Successful dental implants require healthy jawbone as their foundation. According to an American Academy of Implant Dentistry article, when you lose a tooth, the bone shrinks 25 percent in the first three months and up to 50 percent in the first six months. If you have missing teeth, your body begins to resorb the bone because tooth roots are no longer present to stimulate the bone.
Before you get dental implants, a skilled surgeon will ensure you have enough bone to support them. If you do not have enough bone, your surgeon will include grafting in your treatment plan.
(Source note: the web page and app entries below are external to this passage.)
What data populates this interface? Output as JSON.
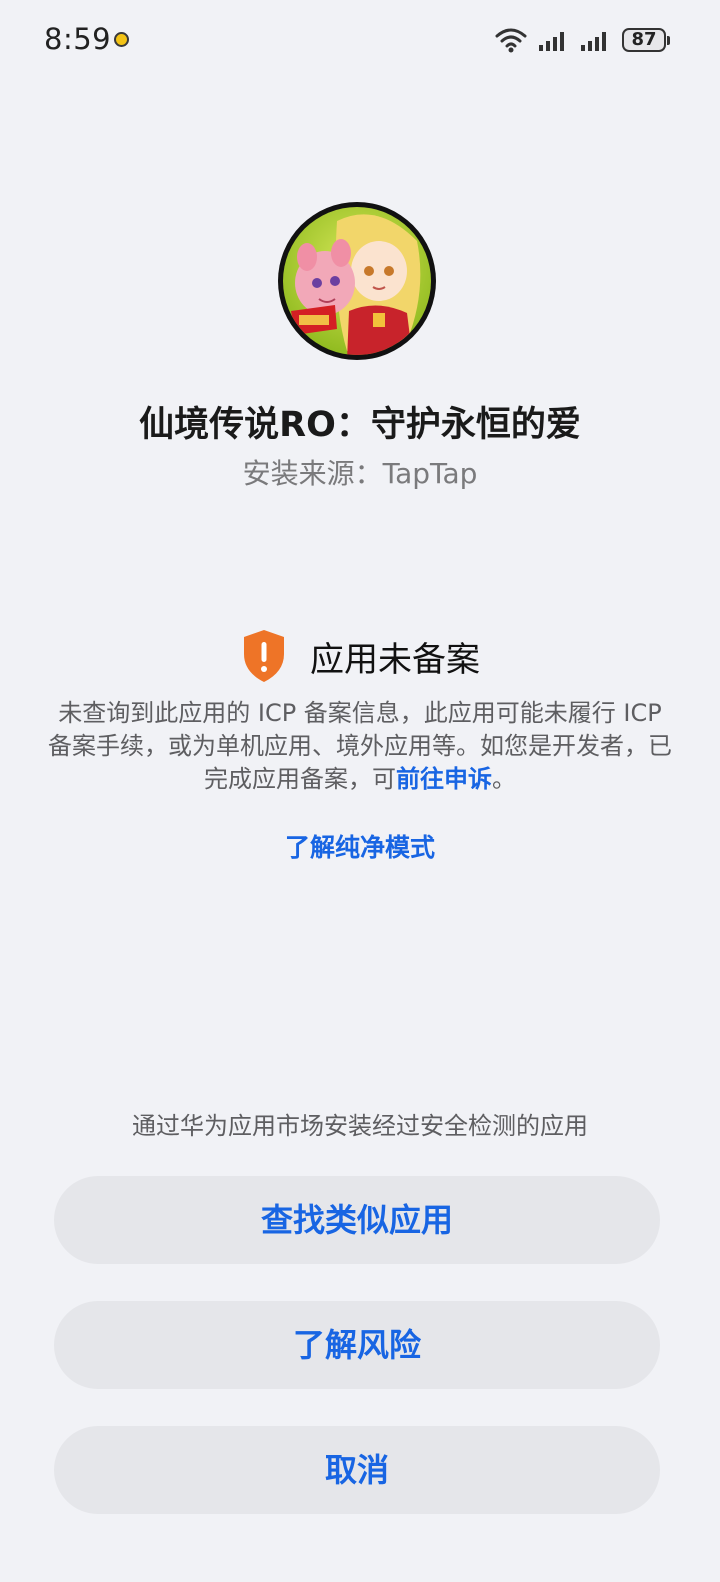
{
  "status_bar": {
    "time": "8:59",
    "battery_level": "87",
    "icons": [
      "notification-dot-icon",
      "wifi-icon",
      "signal-icon",
      "signal-icon",
      "battery-icon"
    ]
  },
  "app": {
    "name": "仙境传说RO：守护永恒的爱",
    "install_source": "安装来源：TapTap",
    "icon": "app-icon"
  },
  "warning": {
    "icon": "shield-alert-icon",
    "title": "应用未备案",
    "description_part1": "未查询到此应用的 ICP 备案信息，此应用可能未履行 ICP 备案手续，或为单机应用、境外应用等。如您是开发者，已完成应用备案，可",
    "appeal_link": "前往申诉",
    "description_end": "。",
    "pure_mode_link": "了解纯净模式"
  },
  "bottom": {
    "hint": "通过华为应用市场安装经过安全检测的应用",
    "find_similar_label": "查找类似应用",
    "learn_risk_label": "了解风险",
    "cancel_label": "取消"
  },
  "colors": {
    "background": "#f1f2f6",
    "accent": "#1865e3",
    "warning": "#ee7427",
    "button_bg": "#e5e6ea"
  }
}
Your oral surgeon or periodontist can obtain bone graft materials from different sources.
What Are the Types of Dental Implant Bone Graft Materials?
Types of dental implant bone graft materials include:
- Your bone (autograft) – This is the safest and most effective means of obtaining grafting material. Using your bone requires surgery at both the grafting and surgical sites. A surgeon or periodontist (gum specialist) can take bone from the chin, jaw, tibia, or hip. A specialist may harvest bone from the tibia in the office, but the procedure requires IV sedation. Bone taken from your hip requires hospitalization.
- Tissue bank human bone (allograft) – A surgeon may obtain human cadaver bone from a reputable tissue bank. It is more affordable than using your bone. The main concern of this graft type is the risk of disease, an immune reaction, or rejection.
- Animal bone (xenograft) – Sterilized and processed bone, commonly cow bone, can minimize infection. Over time, your body absorbs the bone and replaces it with your bone.
- Mineral bone substitute (alloplast) – This synthetic tissue is second in safety to using your bone. In time your body will resorb and replace it with your tissue.
- Recombinant gene technology-derived protein – This dental product has specific uses in the sinuses and jawbone.
What Happens After Bone Grafting?
Depending on the extent of the graft and the type of material used, it can take four to nine months for the bone to heal, after which your oral surgeon can place your implants. After the implants fuse with your jawbone, your oral surgeon or periodontist will prepare the implant sites for your replacement teeth. A cosmetic dentist can take impressions of your mouth for natural-looking dental crowns or an implant denture.
Dr. Brian LeSage, an accredited Fellow of cosmetic dentistry, sponsors this post.